MSI Premiere Composer, Wayne L. Davies  (South Wales, United Kingdom)
    

Dr. Wayne L. Davies was born in Aberdare, South Wales in 1975. His musical education began at secondary school (Aberdare Boys School, South Wales, UK) where he played the violoncello and piano. His interest in composition began at the age of 10 with a series of suites written for a small chamber orchestra and various scores for violoncello and/or piano. Whilst studying GCSE and A Level music at ABS, the composer wrote a 'Symphony in the Classical Style' and Requiem'  (1993-1996). In 1994, Wayne L. Davies entered the University of Cambridge (King's College) to read Medicine. Many important works were composed during this time and some were performed in various King's College Composers' Concerts. These works include 'Elegy for solo flute, strings and timpani'; 'Elegy for string orchestra'; 'Miserere for mixed choir'; 'Novelette: A Homage to Debussy for flute, violoncello and harp' and 'Pastoral for solo piano'; the latter of which was featured on the BBC Radio Wales music programme 'The Score'.The previous few years have been an exciting period of musical experimentation and development for the composer/arranger. Some important works include 'The Rag for 2 pianos'; 'HaKeras for solo french horn'; 'Invocation for solo violoncello and string orchestra', a song cycle based on three poems by Dylan Thomas ('Lie Still Sleep Becalmed', 'Do Not Go Gentle Into That Good Night' and 'In My Craft Or Sullen Art') for mezzo-soprano with harp or piano accompaniment', and a song for tenor and piano based on W. H. Auden's 'Stop All The Clocks'. The composer is presently writing a song cycle based on poems by the WWI Cambridge poet Rupert Brooke – the first 'Peace' has recently been completed (2007). 
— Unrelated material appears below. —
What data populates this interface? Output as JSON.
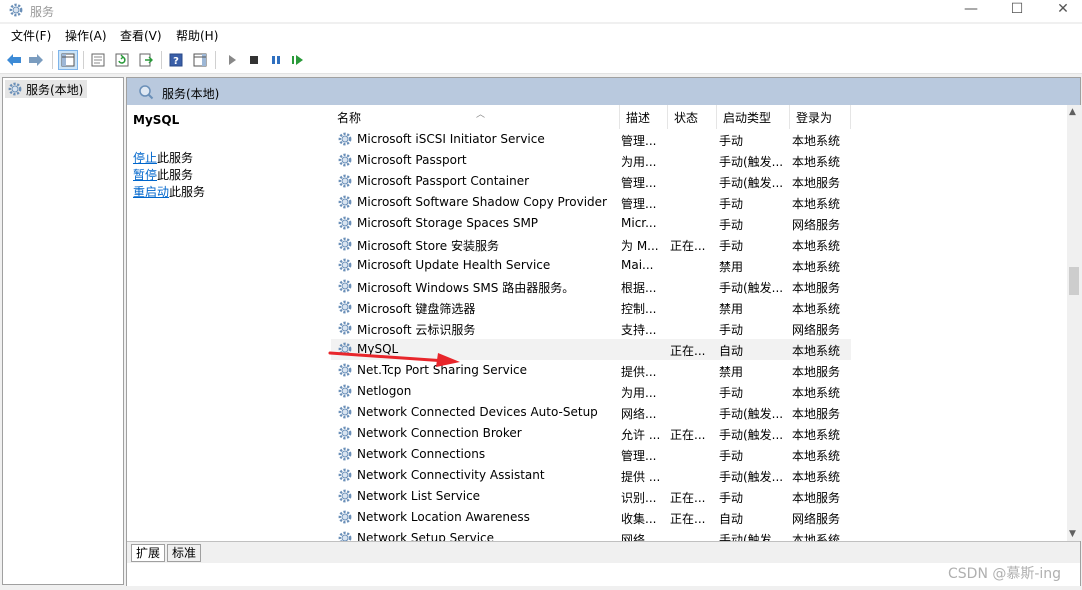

      Inspired by the masses of Mozart, Brahms, Faure and John Rutter, Wayne L. Davies began composing 'Requiem' in 1993: a work scored for solo soprano I, solo soprano II, mixed choir and small orchestra.  The movements 'Requiem Aeternam' (1993) and 'Agnus Dei' (1994) were submitted as part of his A Level music portfolio, with the other movements (Kyrie eleison, 1995; Recordare, 1995; Lacrymosa, 1996; Sanctus and Benedictus, 2007; Pie Jesu, 1996; and In Paradisum, 1995), being composed in the following years. The philosophy that underpins 'Requiem' is akin to that of Faure's own Requiem Mass: Death is not a transformation into a celestial entity but the final liberation from Life's turmoil and hardship. This is reflected in the music by the omission of the traditional 'Dies Irae' and the addition of 'In Paradisum' and the harmonic change of the dissonant/minor chords of the opening movement, which when repeated in the closing bars is resolved to a hopeful C major cadence. The repeat of the thematic material of the first movement at the Requiem's closure forms a cyclic structure illustrating the cyclic nature of Life and Death and how this is a continuous pattern experienced in Nature from one generation to the next. This is also reflected in the music, which is continuous throughout the entire piece, with each movement being linked by two main motifs (crochet, crochet, rest, quaver triplet and an falling arpeggio motif). This version of 'Requiem' was composed especially for a world premiere performance by the Master Singers, Inc. Chorale of Northeast Ohio at a memorial concert for the late Pope John Paul II to be given at the Shrine Church of Saint Stanislaus in Cleveland , Ohio-USA. This work is dedicated to the memory of his maternal grandmother, Ms Maisie Cartwright.